→ What is being asked
Say how many lines in the data below contain the word "thoại", and give no other text.

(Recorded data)
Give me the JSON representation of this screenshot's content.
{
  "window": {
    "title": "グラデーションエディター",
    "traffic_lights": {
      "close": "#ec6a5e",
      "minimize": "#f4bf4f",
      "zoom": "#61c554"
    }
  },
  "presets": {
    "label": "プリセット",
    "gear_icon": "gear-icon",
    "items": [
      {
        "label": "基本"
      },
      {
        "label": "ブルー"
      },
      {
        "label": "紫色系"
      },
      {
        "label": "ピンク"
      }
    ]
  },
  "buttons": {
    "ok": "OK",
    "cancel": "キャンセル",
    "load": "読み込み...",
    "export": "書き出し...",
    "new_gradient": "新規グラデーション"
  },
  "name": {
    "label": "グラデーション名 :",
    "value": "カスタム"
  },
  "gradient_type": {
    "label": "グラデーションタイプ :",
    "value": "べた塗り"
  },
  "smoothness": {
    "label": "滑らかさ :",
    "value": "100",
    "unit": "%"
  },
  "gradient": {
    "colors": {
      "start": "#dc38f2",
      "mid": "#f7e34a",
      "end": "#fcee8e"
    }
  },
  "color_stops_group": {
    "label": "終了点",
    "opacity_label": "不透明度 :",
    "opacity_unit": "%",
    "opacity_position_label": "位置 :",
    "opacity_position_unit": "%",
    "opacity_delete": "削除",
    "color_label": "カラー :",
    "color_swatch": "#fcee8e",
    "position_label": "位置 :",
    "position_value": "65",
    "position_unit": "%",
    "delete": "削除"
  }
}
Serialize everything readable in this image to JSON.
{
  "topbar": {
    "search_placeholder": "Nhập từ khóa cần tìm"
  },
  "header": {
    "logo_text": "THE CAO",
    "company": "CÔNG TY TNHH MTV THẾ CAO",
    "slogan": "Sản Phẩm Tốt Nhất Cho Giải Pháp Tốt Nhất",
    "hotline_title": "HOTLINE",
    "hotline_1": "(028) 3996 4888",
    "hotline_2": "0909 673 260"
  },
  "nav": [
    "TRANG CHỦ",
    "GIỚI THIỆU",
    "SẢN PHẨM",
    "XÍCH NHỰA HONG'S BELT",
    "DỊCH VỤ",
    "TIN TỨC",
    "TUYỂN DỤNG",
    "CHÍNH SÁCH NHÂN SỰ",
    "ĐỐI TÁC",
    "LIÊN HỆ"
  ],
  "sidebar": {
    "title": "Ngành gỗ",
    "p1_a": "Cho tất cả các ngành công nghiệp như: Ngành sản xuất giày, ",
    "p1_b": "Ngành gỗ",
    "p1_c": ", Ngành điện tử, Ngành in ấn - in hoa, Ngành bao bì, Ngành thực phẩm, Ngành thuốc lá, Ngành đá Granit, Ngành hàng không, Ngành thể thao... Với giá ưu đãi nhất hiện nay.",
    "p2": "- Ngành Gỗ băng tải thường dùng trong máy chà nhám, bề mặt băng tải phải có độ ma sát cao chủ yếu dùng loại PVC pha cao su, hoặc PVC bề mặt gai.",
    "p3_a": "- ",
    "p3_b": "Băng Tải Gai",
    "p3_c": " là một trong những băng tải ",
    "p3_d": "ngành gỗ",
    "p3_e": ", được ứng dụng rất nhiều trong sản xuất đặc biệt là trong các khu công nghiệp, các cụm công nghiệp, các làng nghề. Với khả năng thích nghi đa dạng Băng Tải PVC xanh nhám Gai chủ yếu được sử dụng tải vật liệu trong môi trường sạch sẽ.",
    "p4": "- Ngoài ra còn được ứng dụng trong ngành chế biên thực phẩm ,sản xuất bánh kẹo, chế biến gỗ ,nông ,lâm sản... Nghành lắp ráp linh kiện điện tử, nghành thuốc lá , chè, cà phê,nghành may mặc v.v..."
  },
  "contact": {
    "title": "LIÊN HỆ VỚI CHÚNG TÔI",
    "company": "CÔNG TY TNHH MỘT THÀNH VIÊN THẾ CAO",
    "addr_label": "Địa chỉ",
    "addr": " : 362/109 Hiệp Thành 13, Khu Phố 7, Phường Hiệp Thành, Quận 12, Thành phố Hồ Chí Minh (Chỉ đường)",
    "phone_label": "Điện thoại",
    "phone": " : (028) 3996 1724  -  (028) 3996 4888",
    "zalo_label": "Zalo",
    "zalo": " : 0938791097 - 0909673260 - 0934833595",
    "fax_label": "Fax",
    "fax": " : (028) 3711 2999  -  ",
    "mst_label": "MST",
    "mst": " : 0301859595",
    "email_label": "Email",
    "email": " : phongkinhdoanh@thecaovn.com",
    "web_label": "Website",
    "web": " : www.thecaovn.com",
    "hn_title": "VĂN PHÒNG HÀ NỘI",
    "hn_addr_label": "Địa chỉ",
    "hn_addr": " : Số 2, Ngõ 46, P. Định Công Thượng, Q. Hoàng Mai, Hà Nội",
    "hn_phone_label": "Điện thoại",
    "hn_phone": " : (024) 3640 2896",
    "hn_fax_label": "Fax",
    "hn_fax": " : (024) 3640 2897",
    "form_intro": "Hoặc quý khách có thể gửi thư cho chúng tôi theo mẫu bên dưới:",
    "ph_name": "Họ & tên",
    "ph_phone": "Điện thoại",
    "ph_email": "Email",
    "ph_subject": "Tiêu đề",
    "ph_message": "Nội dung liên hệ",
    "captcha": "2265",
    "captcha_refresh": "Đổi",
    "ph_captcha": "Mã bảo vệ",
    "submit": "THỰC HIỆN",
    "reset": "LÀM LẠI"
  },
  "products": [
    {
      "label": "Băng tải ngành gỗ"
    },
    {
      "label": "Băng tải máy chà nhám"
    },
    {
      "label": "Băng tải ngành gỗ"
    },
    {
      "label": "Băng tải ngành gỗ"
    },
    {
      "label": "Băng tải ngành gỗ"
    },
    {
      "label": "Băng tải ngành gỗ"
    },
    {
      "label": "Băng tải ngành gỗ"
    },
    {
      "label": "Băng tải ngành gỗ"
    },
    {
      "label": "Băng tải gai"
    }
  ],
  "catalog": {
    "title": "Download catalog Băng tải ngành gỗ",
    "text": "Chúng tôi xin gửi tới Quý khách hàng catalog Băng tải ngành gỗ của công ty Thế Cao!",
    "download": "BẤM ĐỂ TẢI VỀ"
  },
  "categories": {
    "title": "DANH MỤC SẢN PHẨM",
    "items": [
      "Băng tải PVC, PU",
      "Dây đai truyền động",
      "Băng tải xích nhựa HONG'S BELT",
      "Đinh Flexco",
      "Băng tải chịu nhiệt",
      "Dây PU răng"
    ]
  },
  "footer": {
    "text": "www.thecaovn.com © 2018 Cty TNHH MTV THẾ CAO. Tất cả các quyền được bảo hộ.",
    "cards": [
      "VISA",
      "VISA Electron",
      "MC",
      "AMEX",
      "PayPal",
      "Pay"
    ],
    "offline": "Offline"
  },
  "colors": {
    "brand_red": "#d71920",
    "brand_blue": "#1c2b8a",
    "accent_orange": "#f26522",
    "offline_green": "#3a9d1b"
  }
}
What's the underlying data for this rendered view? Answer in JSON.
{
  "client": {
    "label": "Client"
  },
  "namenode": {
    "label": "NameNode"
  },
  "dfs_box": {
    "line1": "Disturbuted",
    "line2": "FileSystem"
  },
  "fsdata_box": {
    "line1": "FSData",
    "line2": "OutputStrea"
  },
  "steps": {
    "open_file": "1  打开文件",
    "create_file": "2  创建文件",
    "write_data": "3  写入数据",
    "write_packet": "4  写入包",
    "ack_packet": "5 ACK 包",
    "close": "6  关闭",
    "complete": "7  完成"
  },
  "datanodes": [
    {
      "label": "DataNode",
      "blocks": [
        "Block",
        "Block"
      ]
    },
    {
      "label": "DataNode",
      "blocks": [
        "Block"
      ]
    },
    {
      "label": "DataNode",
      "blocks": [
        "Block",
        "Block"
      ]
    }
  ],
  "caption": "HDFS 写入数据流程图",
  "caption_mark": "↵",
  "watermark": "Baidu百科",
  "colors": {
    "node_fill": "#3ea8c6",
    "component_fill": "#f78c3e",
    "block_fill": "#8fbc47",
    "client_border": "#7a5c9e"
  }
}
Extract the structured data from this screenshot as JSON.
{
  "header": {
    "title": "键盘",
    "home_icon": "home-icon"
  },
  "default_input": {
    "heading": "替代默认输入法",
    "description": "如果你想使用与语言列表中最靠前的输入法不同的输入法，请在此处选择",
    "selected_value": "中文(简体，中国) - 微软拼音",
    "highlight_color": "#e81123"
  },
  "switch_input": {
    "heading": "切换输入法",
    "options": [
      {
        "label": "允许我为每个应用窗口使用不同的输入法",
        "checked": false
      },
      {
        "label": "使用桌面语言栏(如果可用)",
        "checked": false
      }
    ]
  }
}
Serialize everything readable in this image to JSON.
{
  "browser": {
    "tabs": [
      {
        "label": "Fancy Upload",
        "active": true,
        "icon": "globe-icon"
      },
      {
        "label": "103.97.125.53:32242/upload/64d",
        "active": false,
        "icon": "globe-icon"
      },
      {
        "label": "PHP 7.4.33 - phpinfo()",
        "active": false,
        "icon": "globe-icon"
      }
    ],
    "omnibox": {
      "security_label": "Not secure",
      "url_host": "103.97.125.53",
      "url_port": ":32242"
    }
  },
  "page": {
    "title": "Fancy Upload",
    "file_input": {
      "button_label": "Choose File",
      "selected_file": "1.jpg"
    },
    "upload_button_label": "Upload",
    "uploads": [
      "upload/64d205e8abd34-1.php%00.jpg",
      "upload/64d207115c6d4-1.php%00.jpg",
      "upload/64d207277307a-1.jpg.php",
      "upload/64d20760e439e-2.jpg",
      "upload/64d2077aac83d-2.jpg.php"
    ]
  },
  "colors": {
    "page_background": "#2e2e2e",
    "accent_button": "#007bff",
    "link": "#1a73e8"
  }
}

→ The completed task
3